*trigger warnings for sexual assault and self-harm*
This semester (and throughout my time at Barnard, truth be told) I’ve been thinking a lot about women and wellness in the world, especially the relationship between women and suffering. I’m studying English lit and Women’s, Gender & Sexuality studies, so I end up spending a lot of time reading about both fictional and real women who suffer, and also thinking about the ways those different narratives influence us.
There’s a lot of really interesting, super relevant, non-academic reading around about this. I really like longform journalism, so I’m including a couple of articles I’ve read in the last year or two that are really interesting to read, especially as a student on this campus at this moment in time, when I think collectively a lot of us are considering gender and culture especially as they manifest in our generation.

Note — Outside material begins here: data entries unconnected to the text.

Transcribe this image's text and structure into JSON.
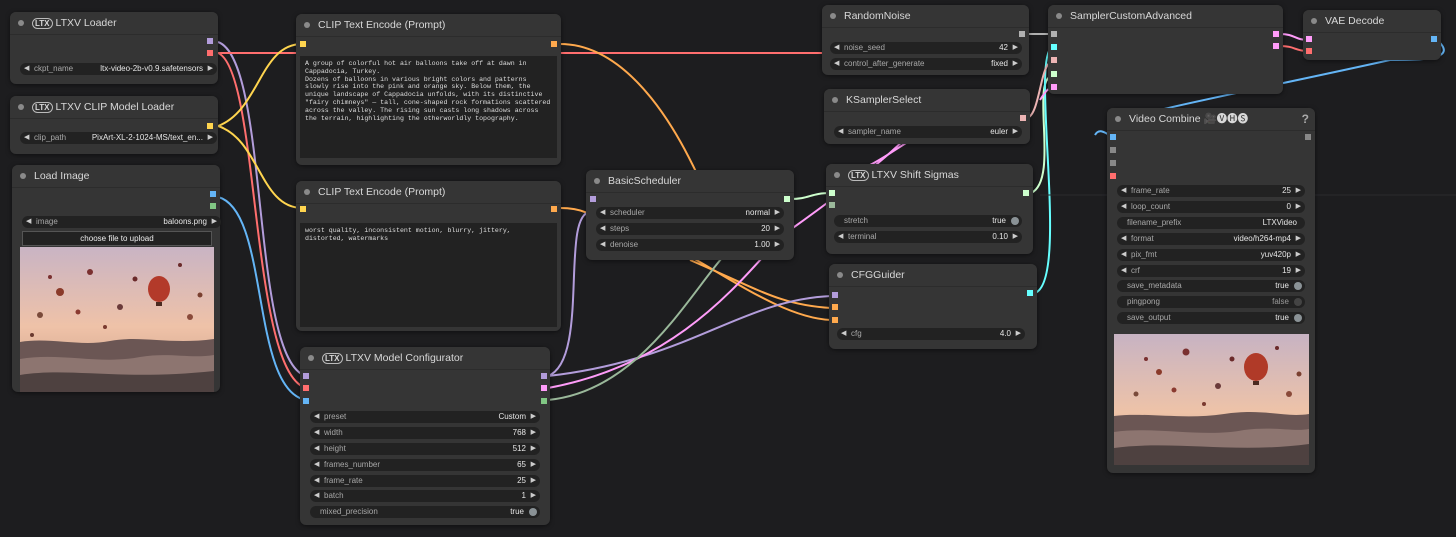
{
  "nodes": {
    "ltxv_loader": {
      "title": "LTXV Loader",
      "widgets": {
        "ckpt_name": {
          "label": "ckpt_name",
          "value": "ltx-video-2b-v0.9.safetensors"
        }
      }
    },
    "ltxv_clip_loader": {
      "title": "LTXV CLIP Model Loader",
      "widgets": {
        "clip_path": {
          "label": "clip_path",
          "value": "PixArt-XL-2-1024-MS/text_en..."
        }
      }
    },
    "load_image": {
      "title": "Load Image",
      "widgets": {
        "image": {
          "label": "image",
          "value": "baloons.png"
        },
        "upload_label": "choose file to upload"
      }
    },
    "clip_pos": {
      "title": "CLIP Text Encode (Prompt)",
      "text": "A group of colorful hot air balloons take off at dawn in Cappadocia, Turkey.\nDozens of balloons in various bright colors and patterns slowly rise into the pink and orange sky. Below them, the unique landscape of Cappadocia unfolds, with its distinctive \"fairy chimneys\" — tall, cone-shaped rock formations scattered across the valley. The rising sun casts long shadows across the terrain, highlighting the otherworldly topography."
    },
    "clip_neg": {
      "title": "CLIP Text Encode (Prompt)",
      "text": "worst quality, inconsistent motion, blurry, jittery, distorted, watermarks"
    },
    "basic_scheduler": {
      "title": "BasicScheduler",
      "widgets": {
        "scheduler": {
          "label": "scheduler",
          "value": "normal"
        },
        "steps": {
          "label": "steps",
          "value": "20"
        },
        "denoise": {
          "label": "denoise",
          "value": "1.00"
        }
      }
    },
    "random_noise": {
      "title": "RandomNoise",
      "widgets": {
        "noise_seed": {
          "label": "noise_seed",
          "value": "42"
        },
        "control_after_generate": {
          "label": "control_after_generate",
          "value": "fixed"
        }
      }
    },
    "ksampler_select": {
      "title": "KSamplerSelect",
      "widgets": {
        "sampler_name": {
          "label": "sampler_name",
          "value": "euler"
        }
      }
    },
    "shift_sigmas": {
      "title": "LTXV Shift Sigmas",
      "widgets": {
        "stretch": {
          "label": "stretch",
          "value": "true"
        },
        "terminal": {
          "label": "terminal",
          "value": "0.10"
        }
      }
    },
    "cfg_guider": {
      "title": "CFGGuider",
      "widgets": {
        "cfg": {
          "label": "cfg",
          "value": "4.0"
        }
      }
    },
    "sampler_custom_adv": {
      "title": "SamplerCustomAdvanced"
    },
    "vae_decode": {
      "title": "VAE Decode"
    },
    "model_configurator": {
      "title": "LTXV Model Configurator",
      "widgets": {
        "preset": {
          "label": "preset",
          "value": "Custom"
        },
        "width": {
          "label": "width",
          "value": "768"
        },
        "height": {
          "label": "height",
          "value": "512"
        },
        "frames_number": {
          "label": "frames_number",
          "value": "65"
        },
        "frame_rate": {
          "label": "frame_rate",
          "value": "25"
        },
        "batch": {
          "label": "batch",
          "value": "1"
        },
        "mixed_precision": {
          "label": "mixed_precision",
          "value": "true"
        }
      }
    },
    "video_combine": {
      "title": "Video Combine 🎥🅥🅗🅢",
      "help": "?",
      "widgets": {
        "frame_rate": {
          "label": "frame_rate",
          "value": "25"
        },
        "loop_count": {
          "label": "loop_count",
          "value": "0"
        },
        "filename_prefix": {
          "label": "filename_prefix",
          "value": "LTXVideo"
        },
        "format": {
          "label": "format",
          "value": "video/h264-mp4"
        },
        "pix_fmt": {
          "label": "pix_fmt",
          "value": "yuv420p"
        },
        "crf": {
          "label": "crf",
          "value": "19"
        },
        "save_metadata": {
          "label": "save_metadata",
          "value": "true"
        },
        "pingpong": {
          "label": "pingpong",
          "value": "false"
        },
        "save_output": {
          "label": "save_output",
          "value": "true"
        }
      }
    }
  },
  "brand": "LTX",
  "colors": {
    "background": "#1d1d1f",
    "node": "#353535",
    "widget": "#222222",
    "model": "#b39ddb",
    "clip": "#ffd54f",
    "conditioning": "#ffa94d",
    "latent": "#ff9cf9",
    "image": "#64b5f6",
    "vae": "#ff6e6e",
    "noise": "#b0b0b0",
    "sampler": "#ecb4b4",
    "sigmas": "#cdffcd",
    "guider": "#66ffff",
    "float": "#aaaaaa"
  },
  "icons": [
    "status-dot-icon",
    "ltx-brand-icon",
    "arrow-left-icon",
    "arrow-right-icon",
    "toggle-knob-icon",
    "help-icon"
  ]
}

1. The Grand Unified Theory of Female Pain, by Leslie Jamison
This is an essay from a really incredible book called The Empathy Exams. The book is about suffering, pain, medicine, gender, and the way we interact with and pathologize bodies. This essay takes into account so many interesting literary and contemporary examples of narratives and fetishizations of female pain, and the way culture sometimes poeticizes and worships the wounded woman.

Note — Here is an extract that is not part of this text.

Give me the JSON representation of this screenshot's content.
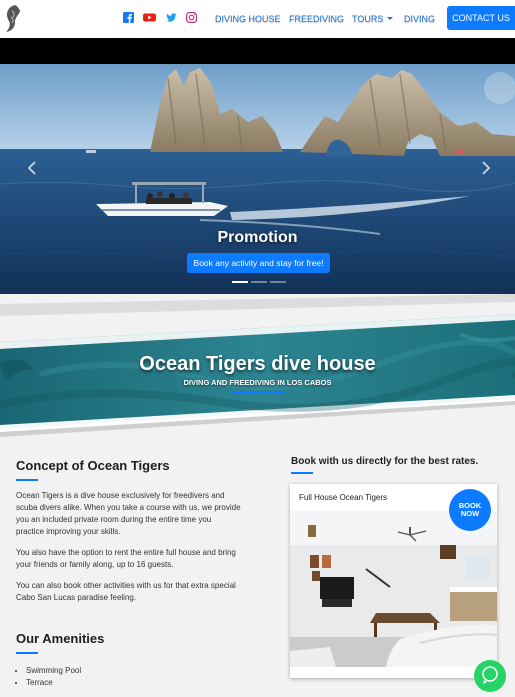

2. Your Friends and Rapists, by Sarah Nicole Prickett
This is a really striking, intimate essay on sexual assault and the cultivation of culture that permits it. It’s hard to read, but really thought-provoking, and really relevant to the crises and campaigns that many of us are involved in at Columbia.
3. Call It Rape, by Margot Singer
This is another super intimate and personal collection of stories about youth and sex and violence. It’s poetic and difficult and complicated. It includes some intriguing and heartbreaking conversations about what constitutes rape.
4. Where Are All The Women, by Sarah Nicole Prickett
The census, then, suggests that where there weren’t always girls, there are girls now, girls everywhere, girls who will celebrate a dozen 29th birthdays and still be girls… Girls are forever. Women, I know, are for life. This is another article by Sarah Nicole Prickett about girls and women, the word bitch as an identity, men, “ladies,” privilege, bodies. It’s personal and it’s quick and it’s snappy and relevant. You might like it.
These are hard but they’re also smart and worthwhile.
Happy fall break, friends.